Required work - Omit the pictures from the entries below and retype everything else exactly.

Material provided -
###

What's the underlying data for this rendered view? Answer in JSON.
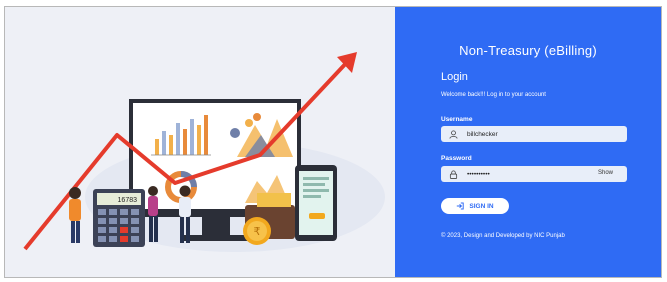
{
  "app": {
    "title": "Non-Treasury (eBilling)"
  },
  "login": {
    "heading": "Login",
    "welcome": "Welcome back!!! Log in to your account",
    "username_label": "Username",
    "username_value": "billchecker",
    "password_label": "Password",
    "password_value": "••••••••••",
    "show_label": "Show",
    "signin_label": "SIGN IN"
  },
  "calculator": {
    "display": "16783"
  },
  "footer": {
    "text": "© 2023, Design and Developed by NIC Punjab"
  },
  "colors": {
    "panel": "#2f6bf4",
    "trend": "#e53b2c",
    "illustration_bg": "#eef0f6"
  },
  "icons": [
    "user-icon",
    "lock-icon",
    "sign-in-icon",
    "rupee-icon"
  ]
}
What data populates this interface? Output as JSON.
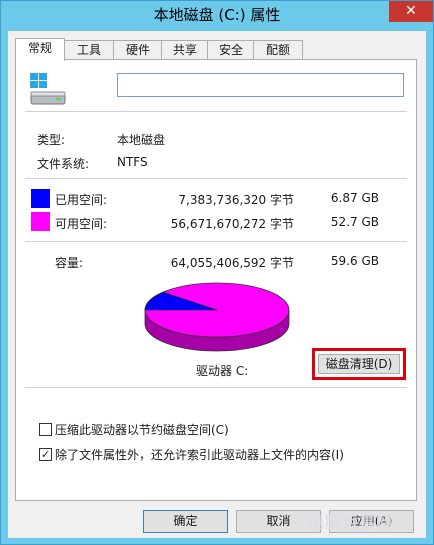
{
  "window": {
    "title": "本地磁盘 (C:) 属性",
    "close_symbol": "✕"
  },
  "tabs": [
    {
      "label": "常规",
      "active": true
    },
    {
      "label": "工具",
      "active": false
    },
    {
      "label": "硬件",
      "active": false
    },
    {
      "label": "共享",
      "active": false
    },
    {
      "label": "安全",
      "active": false
    },
    {
      "label": "配额",
      "active": false
    }
  ],
  "general": {
    "name_value": "",
    "type_label": "类型:",
    "type_value": "本地磁盘",
    "fs_label": "文件系统:",
    "fs_value": "NTFS",
    "used": {
      "label": "已用空间:",
      "bytes": "7,383,736,320 字节",
      "size": "6.87 GB",
      "color": "#0000ff"
    },
    "free": {
      "label": "可用空间:",
      "bytes": "56,671,670,272 字节",
      "size": "52.7 GB",
      "color": "#ff00ff"
    },
    "capacity": {
      "label": "容量:",
      "bytes": "64,055,406,592 字节",
      "size": "59.6 GB"
    },
    "drive_label": "驱动器 C:",
    "disk_cleanup_label": "磁盘清理(D)",
    "compress_label": "压缩此驱动器以节约磁盘空间(C)",
    "compress_checked": false,
    "index_label": "除了文件属性外，还允许索引此驱动器上文件的内容(I)",
    "index_checked": true,
    "used_fraction": 0.1153
  },
  "buttons": {
    "ok": "确定",
    "cancel": "取消",
    "apply": "应用(A)"
  },
  "watermark": "电脑百事网"
}
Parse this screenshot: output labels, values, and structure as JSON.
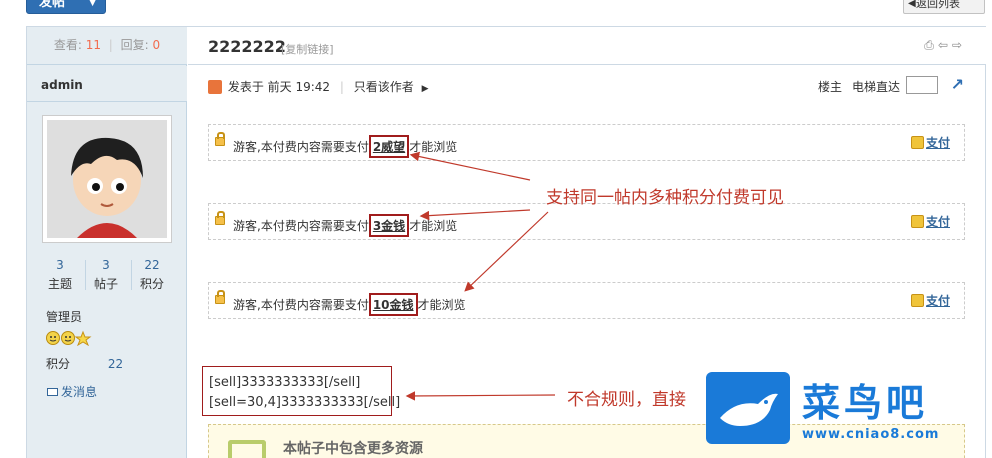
{
  "toolbar": {
    "post_button": "发帖",
    "back_button": "返回列表"
  },
  "thread_stats": {
    "views_label": "查看:",
    "views": "11",
    "replies_label": "回复:",
    "replies": "0"
  },
  "thread": {
    "title": "2222222",
    "copy_link": "[复制链接]"
  },
  "author": {
    "name": "admin",
    "stats": [
      {
        "value": "3",
        "label": "主题"
      },
      {
        "value": "3",
        "label": "帖子"
      },
      {
        "value": "22",
        "label": "积分"
      }
    ],
    "role": "管理员",
    "points_label": "积分",
    "points_value": "22",
    "message_link": "发消息"
  },
  "post_meta": {
    "posted_prefix": "发表于 前天 19:42",
    "only_author": "只看该作者",
    "floor": "楼主",
    "elevator": "电梯直达"
  },
  "pay_boxes": [
    {
      "prefix": "游客,本付费内容需要支付",
      "amount": "2威望",
      "suffix": "才能浏览",
      "pay": "支付"
    },
    {
      "prefix": "游客,本付费内容需要支付",
      "amount": "3金钱",
      "suffix": "才能浏览",
      "pay": "支付"
    },
    {
      "prefix": "游客,本付费内容需要支付",
      "amount": "10金钱",
      "suffix": "才能浏览",
      "pay": "支付"
    }
  ],
  "annotations": {
    "top": "支持同一帖内多种积分付费可见",
    "bottom": "不合规则，直接"
  },
  "code_lines": [
    "[sell]3333333333[/sell]",
    "[sell=30,4]3333333333[/sell]"
  ],
  "resource_box": {
    "title": "本帖子中包含更多资源"
  },
  "watermark": {
    "name": "菜鸟吧",
    "url": "www.cniao8.com"
  },
  "colors": {
    "accent": "#2f6fb3",
    "annotation": "#c0392b",
    "link": "#336699"
  }
}
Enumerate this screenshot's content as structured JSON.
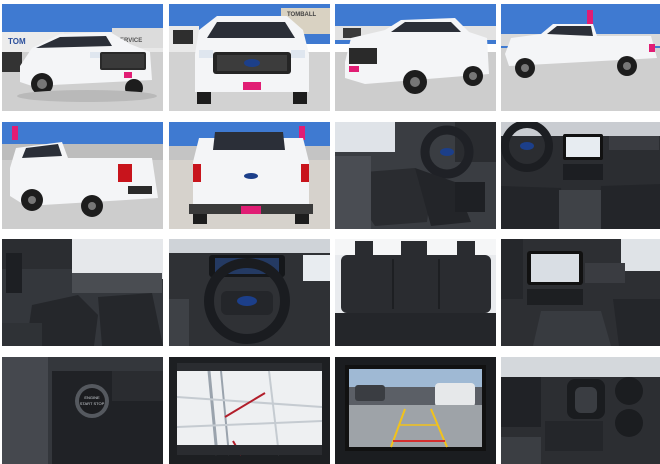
{
  "gallery": {
    "columns": 4,
    "rows": 4,
    "photos": [
      {
        "subject": "front three-quarter view of white pickup truck at dealership"
      },
      {
        "subject": "front view of white pickup truck"
      },
      {
        "subject": "front three-quarter view, passenger side"
      },
      {
        "subject": "side profile, passenger side"
      },
      {
        "subject": "rear three-quarter view, driver side"
      },
      {
        "subject": "rear view with tailgate"
      },
      {
        "subject": "driver seat and steering wheel"
      },
      {
        "subject": "dashboard and infotainment screen"
      },
      {
        "subject": "front seats through open door"
      },
      {
        "subject": "steering wheel and instrument cluster"
      },
      {
        "subject": "rear bench seat"
      },
      {
        "subject": "dashboard from passenger side"
      },
      {
        "subject": "engine start button"
      },
      {
        "subject": "navigation map on touchscreen"
      },
      {
        "subject": "backup camera display"
      },
      {
        "subject": "center console gear shifter"
      }
    ]
  },
  "signage": {
    "dealer_sign": "TOM",
    "service_sign": "SERVICE",
    "dealer_sign_2": "TOMBALL",
    "start_button": "ENGINE START STOP"
  },
  "colors": {
    "truck_white": "#f4f5f7",
    "sky": "#3f7ad1",
    "pavement": "#cfcfcf",
    "interior_dark": "#2b2d31"
  }
}
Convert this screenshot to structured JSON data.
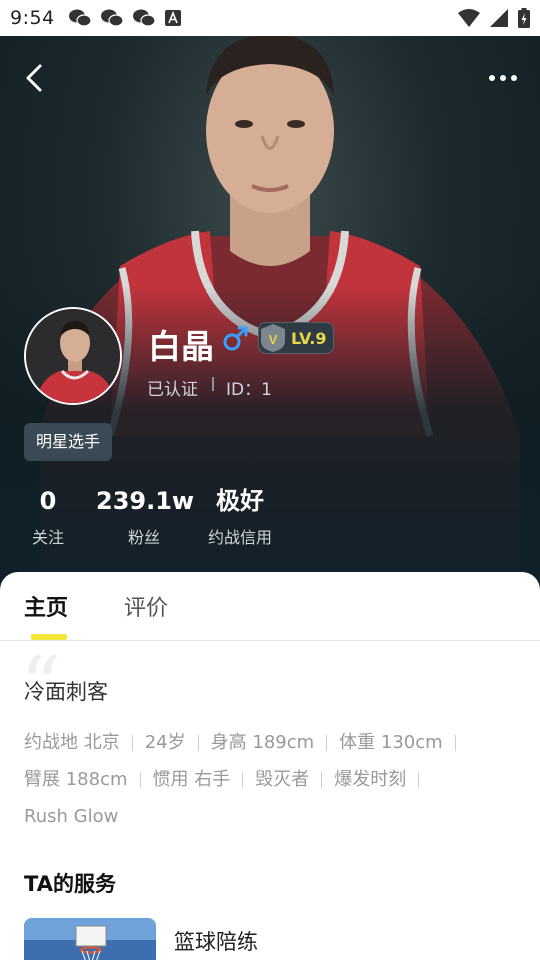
{
  "status_bar": {
    "time": "9:54",
    "left_icons": [
      "wechat-icon",
      "wechat-icon",
      "wechat-icon",
      "a-icon"
    ],
    "right_icons": [
      "wifi-icon",
      "signal-icon",
      "battery-icon"
    ]
  },
  "header": {
    "back_icon": "chevron-left-icon",
    "more_icon": "more-dots-icon"
  },
  "profile": {
    "name": "白晶",
    "gender_icon": "male-icon",
    "level": "LV.9",
    "level_shield_letter": "V",
    "verified": "已认证",
    "id": "ID：1",
    "tag": "明星选手"
  },
  "stats": [
    {
      "value": "0",
      "label": "关注"
    },
    {
      "value": "239.1w",
      "label": "粉丝"
    },
    {
      "value": "极好",
      "label": "约战信用"
    }
  ],
  "tabs": [
    {
      "label": "主页",
      "active": true
    },
    {
      "label": "评价",
      "active": false
    }
  ],
  "quote_mark": "“",
  "nickname": "冷面刺客",
  "attributes": [
    "约战地 北京",
    "24岁",
    "身高 189cm",
    "体重 130cm",
    "臂展 188cm",
    "惯用 右手",
    "毁灭者",
    "爆发时刻",
    "Rush Glow"
  ],
  "services": {
    "title": "TA的服务",
    "items": [
      {
        "name": "篮球陪练"
      }
    ]
  },
  "colors": {
    "accent_yellow": "#f2e63a",
    "level_text": "#e8d54a",
    "gender_blue": "#3aa0ff",
    "hero_bg": "#10212a"
  }
}
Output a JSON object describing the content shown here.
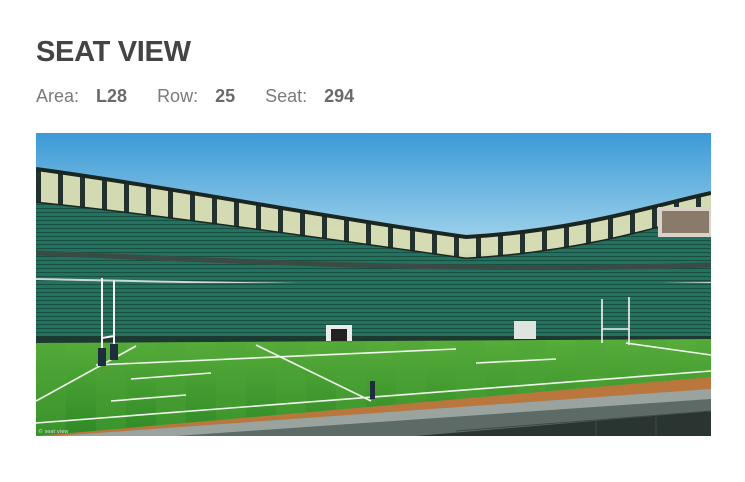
{
  "page": {
    "title": "SEAT VIEW"
  },
  "seat": {
    "area_label": "Area:",
    "area_value": "L28",
    "row_label": "Row:",
    "row_value": "25",
    "seat_label": "Seat:",
    "seat_value": "294"
  },
  "image": {
    "alt": "View of the rugby pitch from the seat",
    "credit": "© seat view"
  },
  "colors": {
    "sky_top": "#3b9ad6",
    "sky_bottom": "#a9d8ee",
    "seats": "#1f6f5e",
    "pitch": "#3f9a2f",
    "title": "#444444"
  }
}
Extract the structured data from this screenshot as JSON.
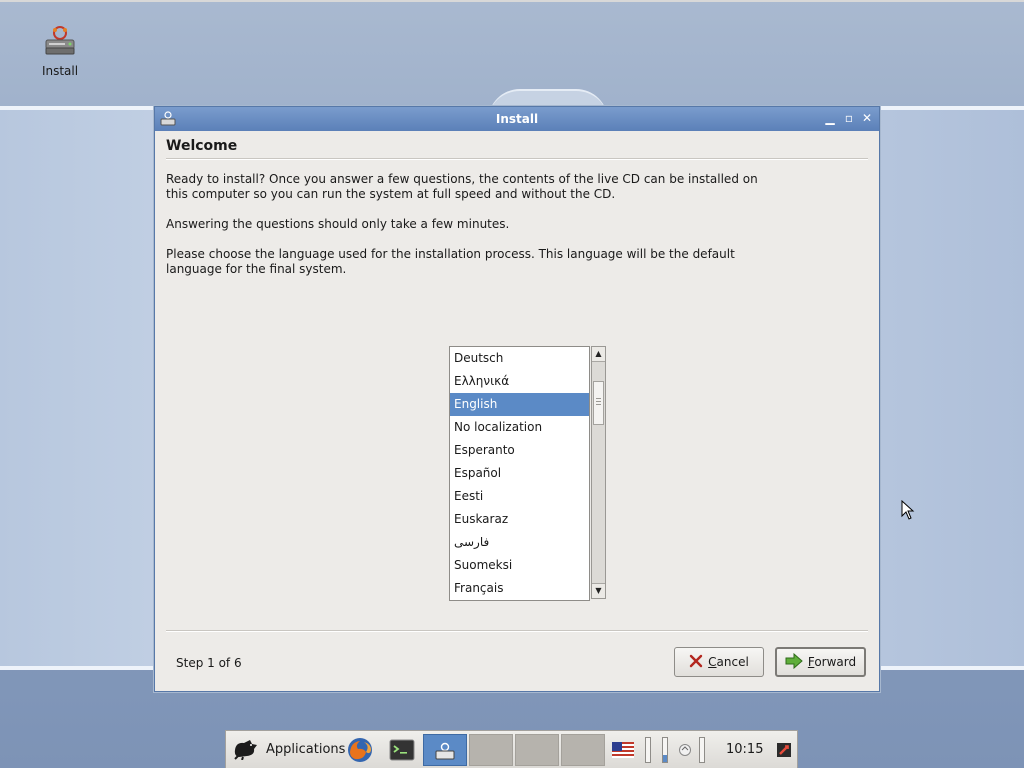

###

Solution below -
What's the underlying data for this rendered view? Answer in JSON.
{
  "app": {
    "title": "Non-Treasury (eBilling)"
  },
  "login": {
    "heading": "Login",
    "welcome": "Welcome back!!! Log in to your account",
    "username_label": "Username",
    "username_value": "billchecker",
    "password_label": "Password",
    "password_value": "••••••••••",
    "show_label": "Show",
    "signin_label": "SIGN IN"
  },
  "calculator": {
    "display": "16783"
  },
  "footer": {
    "text": "© 2023, Design and Developed by NIC Punjab"
  },
  "colors": {
    "panel": "#2f6bf4",
    "trend": "#e53b2c",
    "illustration_bg": "#eef0f6"
  },
  "icons": [
    "user-icon",
    "lock-icon",
    "sign-in-icon",
    "rupee-icon"
  ]
}
What data populates this interface? Output as JSON.
{
  "window": {
    "title": "本地磁盘 (C:) 属性",
    "close_symbol": "✕"
  },
  "tabs": [
    {
      "label": "常规",
      "active": true
    },
    {
      "label": "工具",
      "active": false
    },
    {
      "label": "硬件",
      "active": false
    },
    {
      "label": "共享",
      "active": false
    },
    {
      "label": "安全",
      "active": false
    },
    {
      "label": "配额",
      "active": false
    }
  ],
  "general": {
    "name_value": "",
    "type_label": "类型:",
    "type_value": "本地磁盘",
    "fs_label": "文件系统:",
    "fs_value": "NTFS",
    "used": {
      "label": "已用空间:",
      "bytes": "7,383,736,320 字节",
      "size": "6.87 GB",
      "color": "#0000ff"
    },
    "free": {
      "label": "可用空间:",
      "bytes": "56,671,670,272 字节",
      "size": "52.7 GB",
      "color": "#ff00ff"
    },
    "capacity": {
      "label": "容量:",
      "bytes": "64,055,406,592 字节",
      "size": "59.6 GB"
    },
    "drive_label": "驱动器 C:",
    "disk_cleanup_label": "磁盘清理(D)",
    "compress_label": "压缩此驱动器以节约磁盘空间(C)",
    "compress_checked": false,
    "index_label": "除了文件属性外，还允许索引此驱动器上文件的内容(I)",
    "index_checked": true,
    "used_fraction": 0.1153
  },
  "buttons": {
    "ok": "确定",
    "cancel": "取消",
    "apply": "应用(A)"
  },
  "watermark": "电脑百事网"
}
Parse this screenshot: output labels, values, and structure as JSON.
{
  "toolbar": {
    "post_button": "发帖",
    "back_button": "返回列表"
  },
  "thread_stats": {
    "views_label": "查看:",
    "views": "11",
    "replies_label": "回复:",
    "replies": "0"
  },
  "thread": {
    "title": "2222222",
    "copy_link": "[复制链接]"
  },
  "author": {
    "name": "admin",
    "stats": [
      {
        "value": "3",
        "label": "主题"
      },
      {
        "value": "3",
        "label": "帖子"
      },
      {
        "value": "22",
        "label": "积分"
      }
    ],
    "role": "管理员",
    "points_label": "积分",
    "points_value": "22",
    "message_link": "发消息"
  },
  "post_meta": {
    "posted_prefix": "发表于 前天 19:42",
    "only_author": "只看该作者",
    "floor": "楼主",
    "elevator": "电梯直达"
  },
  "pay_boxes": [
    {
      "prefix": "游客,本付费内容需要支付",
      "amount": "2威望",
      "suffix": "才能浏览",
      "pay": "支付"
    },
    {
      "prefix": "游客,本付费内容需要支付",
      "amount": "3金钱",
      "suffix": "才能浏览",
      "pay": "支付"
    },
    {
      "prefix": "游客,本付费内容需要支付",
      "amount": "10金钱",
      "suffix": "才能浏览",
      "pay": "支付"
    }
  ],
  "annotations": {
    "top": "支持同一帖内多种积分付费可见",
    "bottom": "不合规则，直接"
  },
  "code_lines": [
    "[sell]3333333333[/sell]",
    "[sell=30,4]3333333333[/sell]"
  ],
  "resource_box": {
    "title": "本帖子中包含更多资源"
  },
  "watermark": {
    "name": "菜鸟吧",
    "url": "www.cniao8.com"
  },
  "colors": {
    "accent": "#2f6fb3",
    "annotation": "#c0392b",
    "link": "#336699"
  }
}
Enumerate this screenshot's content as structured JSON.
{
  "gallery": {
    "columns": 4,
    "rows": 4,
    "photos": [
      {
        "subject": "front three-quarter view of white pickup truck at dealership"
      },
      {
        "subject": "front view of white pickup truck"
      },
      {
        "subject": "front three-quarter view, passenger side"
      },
      {
        "subject": "side profile, passenger side"
      },
      {
        "subject": "rear three-quarter view, driver side"
      },
      {
        "subject": "rear view with tailgate"
      },
      {
        "subject": "driver seat and steering wheel"
      },
      {
        "subject": "dashboard and infotainment screen"
      },
      {
        "subject": "front seats through open door"
      },
      {
        "subject": "steering wheel and instrument cluster"
      },
      {
        "subject": "rear bench seat"
      },
      {
        "subject": "dashboard from passenger side"
      },
      {
        "subject": "engine start button"
      },
      {
        "subject": "navigation map on touchscreen"
      },
      {
        "subject": "backup camera display"
      },
      {
        "subject": "center console gear shifter"
      }
    ]
  },
  "signage": {
    "dealer_sign": "TOM",
    "service_sign": "SERVICE",
    "dealer_sign_2": "TOMBALL",
    "start_button": "ENGINE START STOP"
  },
  "colors": {
    "truck_white": "#f4f5f7",
    "sky": "#3f7ad1",
    "pavement": "#cfcfcf",
    "interior_dark": "#2b2d31"
  }
}
Convert this screenshot to structured JSON data.
{
  "status_bar": {
    "time": "9:54",
    "left_icons": [
      "wechat-icon",
      "wechat-icon",
      "wechat-icon",
      "a-icon"
    ],
    "right_icons": [
      "wifi-icon",
      "signal-icon",
      "battery-icon"
    ]
  },
  "header": {
    "back_icon": "chevron-left-icon",
    "more_icon": "more-dots-icon"
  },
  "profile": {
    "name": "白晶",
    "gender_icon": "male-icon",
    "level": "LV.9",
    "level_shield_letter": "V",
    "verified": "已认证",
    "id": "ID：1",
    "tag": "明星选手"
  },
  "stats": [
    {
      "value": "0",
      "label": "关注"
    },
    {
      "value": "239.1w",
      "label": "粉丝"
    },
    {
      "value": "极好",
      "label": "约战信用"
    }
  ],
  "tabs": [
    {
      "label": "主页",
      "active": true
    },
    {
      "label": "评价",
      "active": false
    }
  ],
  "quote_mark": "“",
  "nickname": "冷面刺客",
  "attributes": [
    "约战地 北京",
    "24岁",
    "身高 189cm",
    "体重 130cm",
    "臂展 188cm",
    "惯用 右手",
    "毁灭者",
    "爆发时刻",
    "Rush Glow"
  ],
  "services": {
    "title": "TA的服务",
    "items": [
      {
        "name": "篮球陪练"
      }
    ]
  },
  "colors": {
    "accent_yellow": "#f2e63a",
    "level_text": "#e8d54a",
    "gender_blue": "#3aa0ff",
    "hero_bg": "#10212a"
  }
}
Output a JSON object describing the content shown here.
{
  "page": {
    "title": "SEAT VIEW"
  },
  "seat": {
    "area_label": "Area:",
    "area_value": "L28",
    "row_label": "Row:",
    "row_value": "25",
    "seat_label": "Seat:",
    "seat_value": "294"
  },
  "image": {
    "alt": "View of the rugby pitch from the seat",
    "credit": "© seat view"
  },
  "colors": {
    "sky_top": "#3b9ad6",
    "sky_bottom": "#a9d8ee",
    "seats": "#1f6f5e",
    "pitch": "#3f9a2f",
    "title": "#444444"
  }
}
Extract the structured data from this screenshot as JSON.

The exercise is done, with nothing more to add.